attorneys for violating Rule 11 by filing a "frivolous"
counterclaim and engaging in a series of acts to (a) delay the
prosecution of plaintiff's defamation action, (b) harass
plaintiff, and (c) cause her to incur unnecessary legal fees.
Plaintiff's Memorandum, at 4. In addition to her contention
that defendants' counterclaims are without "legal merit,"
plaintiff argues that the behavior of defendants' attorneys in
connection with plaintiff's discovery requests has been
disruptive of plaintiff's prosecution of her claim and
reprehensible to the point of warranting sanctions.
After carefully reviewing the parties' submissions on this
issue, the Court concludes that defendants' counterclaims are
not so objectively unreasonable as to support the imposition of
Rule 11 sanctions. See McMahon v. Shearson/American Express,
Inc., 896 F.2d 17 (2nd Cir. 1990). Sanctions must be imposed
on the signer of a paper if either (a) the paper is filed for
an improper purpose, or (b) the paper is "frivolous." See
Zaldivar v. Los Angeles, 780 F.2d 823, 832 (9th Cir. 1986).
The term "frivolous" describes a filing that is both baseless
and made without a reasonable and competent inquiry.
Defendants' action here is not frivolous nor is it evident that
defendants' counterclaims are pursued for an improper purpose.
Rule 11 is not a license for the Court to sanction any action
by an attorney or party with which it disagrees.

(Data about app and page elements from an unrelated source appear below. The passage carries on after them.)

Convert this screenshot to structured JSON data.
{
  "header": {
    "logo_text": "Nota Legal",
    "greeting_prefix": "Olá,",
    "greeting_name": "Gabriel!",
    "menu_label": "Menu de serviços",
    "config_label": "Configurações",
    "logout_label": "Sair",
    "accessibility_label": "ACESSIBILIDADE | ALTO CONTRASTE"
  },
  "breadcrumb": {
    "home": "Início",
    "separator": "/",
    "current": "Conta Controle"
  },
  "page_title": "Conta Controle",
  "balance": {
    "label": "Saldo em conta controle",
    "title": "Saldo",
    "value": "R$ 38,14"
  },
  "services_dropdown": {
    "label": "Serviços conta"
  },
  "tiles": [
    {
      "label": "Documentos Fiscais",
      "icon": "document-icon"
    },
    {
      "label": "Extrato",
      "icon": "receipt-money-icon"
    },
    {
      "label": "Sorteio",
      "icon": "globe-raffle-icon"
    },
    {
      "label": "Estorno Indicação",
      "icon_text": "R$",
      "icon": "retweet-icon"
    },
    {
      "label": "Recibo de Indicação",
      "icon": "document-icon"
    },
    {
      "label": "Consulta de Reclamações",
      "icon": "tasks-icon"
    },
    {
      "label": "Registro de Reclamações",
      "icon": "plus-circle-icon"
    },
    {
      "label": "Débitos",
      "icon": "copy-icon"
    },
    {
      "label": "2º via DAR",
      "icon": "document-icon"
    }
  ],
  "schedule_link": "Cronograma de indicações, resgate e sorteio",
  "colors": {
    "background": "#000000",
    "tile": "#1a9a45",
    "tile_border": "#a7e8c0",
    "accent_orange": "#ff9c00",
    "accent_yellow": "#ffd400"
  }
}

See F.H.
Krear & Co. v. Nineteen Named Trustees, 810 F.2d 1250, 1268
(2d Cir. 1987). Defendants' counterclaims before this Court are
not so clearly barred by the rule of law that the Court could
conclude that defendants' counterclaims were interposed for any
improper purpose such as to harass or to cause unnecessary
delay. Moreover, the behavior of defendants' attorneys does not
warrant the imposition of sanctions. Accordingly, plaintiff's
motion for sanctions against defendants and their attorneys is
For the reasons stated above, defendants motion for summary
judgment pursuant to Rule 56, Fed.R.Civ.P. is denied.
Plaintiff's motion for sanctions pursuant to Rule 11,
Fed.R.Civ.P. is also denied.